-- Work instruction --
Line by line, return the listing exactly, without any of the images.

-- Record set --
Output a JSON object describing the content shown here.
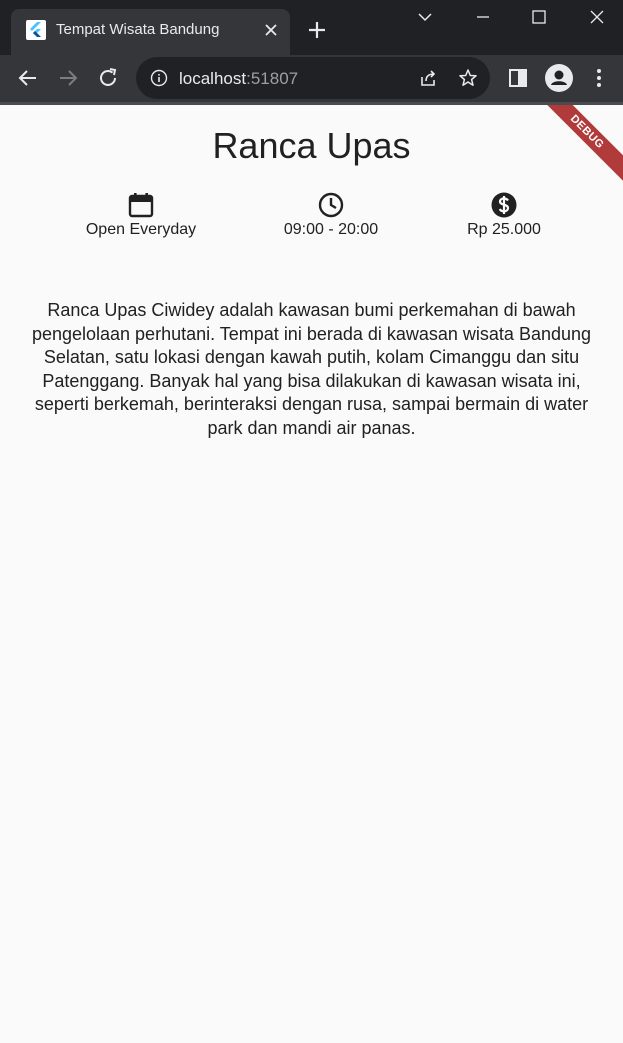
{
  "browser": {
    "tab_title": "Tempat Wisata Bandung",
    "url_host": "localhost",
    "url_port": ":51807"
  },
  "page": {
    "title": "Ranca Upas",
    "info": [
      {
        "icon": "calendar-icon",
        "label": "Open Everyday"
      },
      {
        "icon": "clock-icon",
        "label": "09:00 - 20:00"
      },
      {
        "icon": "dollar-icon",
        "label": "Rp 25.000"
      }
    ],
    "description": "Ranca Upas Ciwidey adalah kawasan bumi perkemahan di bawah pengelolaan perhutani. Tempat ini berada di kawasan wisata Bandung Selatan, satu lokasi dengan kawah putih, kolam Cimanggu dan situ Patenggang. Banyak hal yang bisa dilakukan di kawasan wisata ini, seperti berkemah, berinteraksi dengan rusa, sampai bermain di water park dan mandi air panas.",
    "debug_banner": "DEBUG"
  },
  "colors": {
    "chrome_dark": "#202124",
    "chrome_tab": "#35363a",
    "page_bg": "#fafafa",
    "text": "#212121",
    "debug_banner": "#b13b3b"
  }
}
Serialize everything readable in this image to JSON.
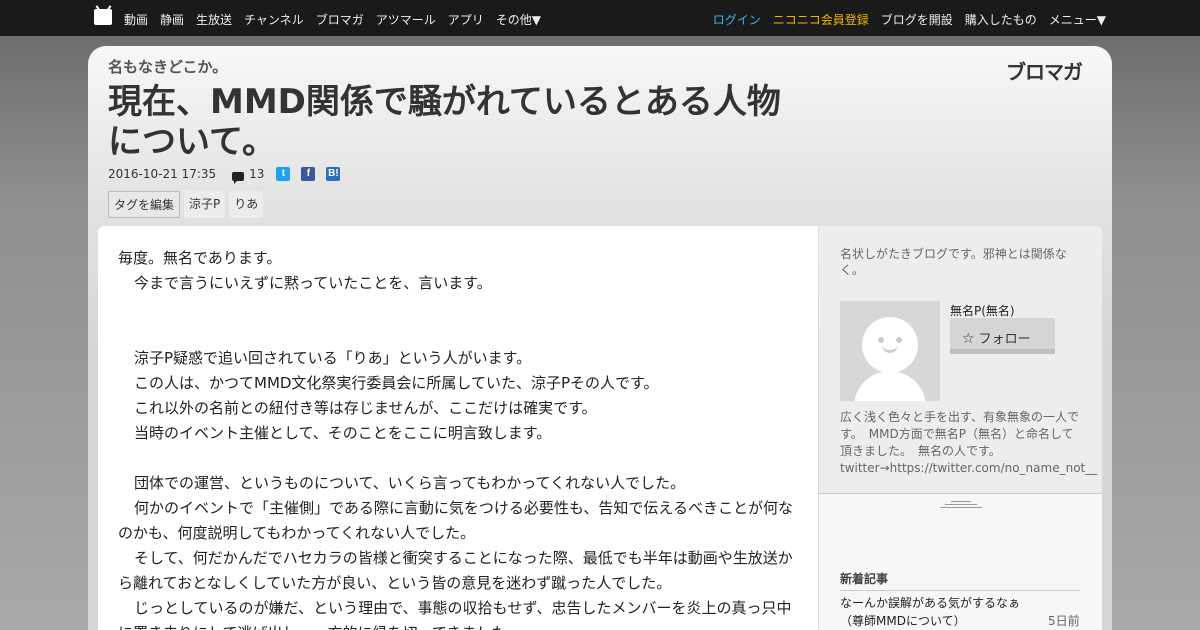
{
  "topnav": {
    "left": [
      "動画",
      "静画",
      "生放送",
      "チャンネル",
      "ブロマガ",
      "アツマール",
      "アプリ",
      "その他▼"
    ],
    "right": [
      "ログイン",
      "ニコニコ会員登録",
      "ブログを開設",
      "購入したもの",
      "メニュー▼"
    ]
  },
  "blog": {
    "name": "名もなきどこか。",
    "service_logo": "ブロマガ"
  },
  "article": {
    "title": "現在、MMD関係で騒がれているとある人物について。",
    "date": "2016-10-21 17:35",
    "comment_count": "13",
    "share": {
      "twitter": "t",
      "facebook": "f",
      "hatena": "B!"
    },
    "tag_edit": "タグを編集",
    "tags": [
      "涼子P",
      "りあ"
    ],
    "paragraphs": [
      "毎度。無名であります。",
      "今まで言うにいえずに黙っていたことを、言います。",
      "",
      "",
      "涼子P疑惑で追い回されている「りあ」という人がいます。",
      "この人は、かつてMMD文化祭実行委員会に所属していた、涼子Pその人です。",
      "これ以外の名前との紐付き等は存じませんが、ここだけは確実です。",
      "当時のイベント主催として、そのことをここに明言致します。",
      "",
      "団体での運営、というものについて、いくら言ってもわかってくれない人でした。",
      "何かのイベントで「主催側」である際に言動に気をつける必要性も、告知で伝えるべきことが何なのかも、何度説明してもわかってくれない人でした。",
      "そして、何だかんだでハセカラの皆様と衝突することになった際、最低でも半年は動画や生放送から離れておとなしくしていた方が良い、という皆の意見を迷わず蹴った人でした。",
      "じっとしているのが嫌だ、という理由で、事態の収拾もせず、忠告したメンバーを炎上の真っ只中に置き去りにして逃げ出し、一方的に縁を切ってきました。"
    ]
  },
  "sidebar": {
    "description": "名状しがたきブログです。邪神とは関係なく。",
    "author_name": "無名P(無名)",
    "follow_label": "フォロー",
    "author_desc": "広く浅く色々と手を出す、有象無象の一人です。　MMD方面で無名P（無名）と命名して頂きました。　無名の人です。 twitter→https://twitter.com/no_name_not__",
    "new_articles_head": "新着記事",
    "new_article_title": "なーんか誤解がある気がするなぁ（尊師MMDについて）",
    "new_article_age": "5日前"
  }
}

-- Response box --
Output a JSON object describing the content shown here.
{
  "browser": {
    "tab_title": "Tempat Wisata Bandung",
    "url_host": "localhost",
    "url_port": ":51807"
  },
  "page": {
    "title": "Ranca Upas",
    "info": [
      {
        "icon": "calendar-icon",
        "label": "Open Everyday"
      },
      {
        "icon": "clock-icon",
        "label": "09:00 - 20:00"
      },
      {
        "icon": "dollar-icon",
        "label": "Rp 25.000"
      }
    ],
    "description": "Ranca Upas Ciwidey adalah kawasan bumi perkemahan di bawah pengelolaan perhutani. Tempat ini berada di kawasan wisata Bandung Selatan, satu lokasi dengan kawah putih, kolam Cimanggu dan situ Patenggang. Banyak hal yang bisa dilakukan di kawasan wisata ini, seperti berkemah, berinteraksi dengan rusa, sampai bermain di water park dan mandi air panas.",
    "debug_banner": "DEBUG"
  },
  "colors": {
    "chrome_dark": "#202124",
    "chrome_tab": "#35363a",
    "page_bg": "#fafafa",
    "text": "#212121",
    "debug_banner": "#b13b3b"
  }
}
Serialize everything readable in this image to JSON.
{
  "topnav": {
    "left": [
      "動画",
      "静画",
      "生放送",
      "チャンネル",
      "ブロマガ",
      "アツマール",
      "アプリ",
      "その他▼"
    ],
    "right": [
      "ログイン",
      "ニコニコ会員登録",
      "ブログを開設",
      "購入したもの",
      "メニュー▼"
    ]
  },
  "blog": {
    "name": "名もなきどこか。",
    "service_logo": "ブロマガ"
  },
  "article": {
    "title": "現在、MMD関係で騒がれているとある人物について。",
    "date": "2016-10-21 17:35",
    "comment_count": "13",
    "share": {
      "twitter": "t",
      "facebook": "f",
      "hatena": "B!"
    },
    "tag_edit": "タグを編集",
    "tags": [
      "涼子P",
      "りあ"
    ],
    "paragraphs": [
      "毎度。無名であります。",
      "今まで言うにいえずに黙っていたことを、言います。",
      "",
      "",
      "涼子P疑惑で追い回されている「りあ」という人がいます。",
      "この人は、かつてMMD文化祭実行委員会に所属していた、涼子Pその人です。",
      "これ以外の名前との紐付き等は存じませんが、ここだけは確実です。",
      "当時のイベント主催として、そのことをここに明言致します。",
      "",
      "団体での運営、というものについて、いくら言ってもわかってくれない人でした。",
      "何かのイベントで「主催側」である際に言動に気をつける必要性も、告知で伝えるべきことが何なのかも、何度説明してもわかってくれない人でした。",
      "そして、何だかんだでハセカラの皆様と衝突することになった際、最低でも半年は動画や生放送から離れておとなしくしていた方が良い、という皆の意見を迷わず蹴った人でした。",
      "じっとしているのが嫌だ、という理由で、事態の収拾もせず、忠告したメンバーを炎上の真っ只中に置き去りにして逃げ出し、一方的に縁を切ってきました。"
    ]
  },
  "sidebar": {
    "description": "名状しがたきブログです。邪神とは関係なく。",
    "author_name": "無名P(無名)",
    "follow_label": "フォロー",
    "author_desc": "広く浅く色々と手を出す、有象無象の一人です。　MMD方面で無名P（無名）と命名して頂きました。　無名の人です。 twitter→https://twitter.com/no_name_not__",
    "new_articles_head": "新着記事",
    "new_article_title": "なーんか誤解がある気がするなぁ（尊師MMDについて）",
    "new_article_age": "5日前"
  }
}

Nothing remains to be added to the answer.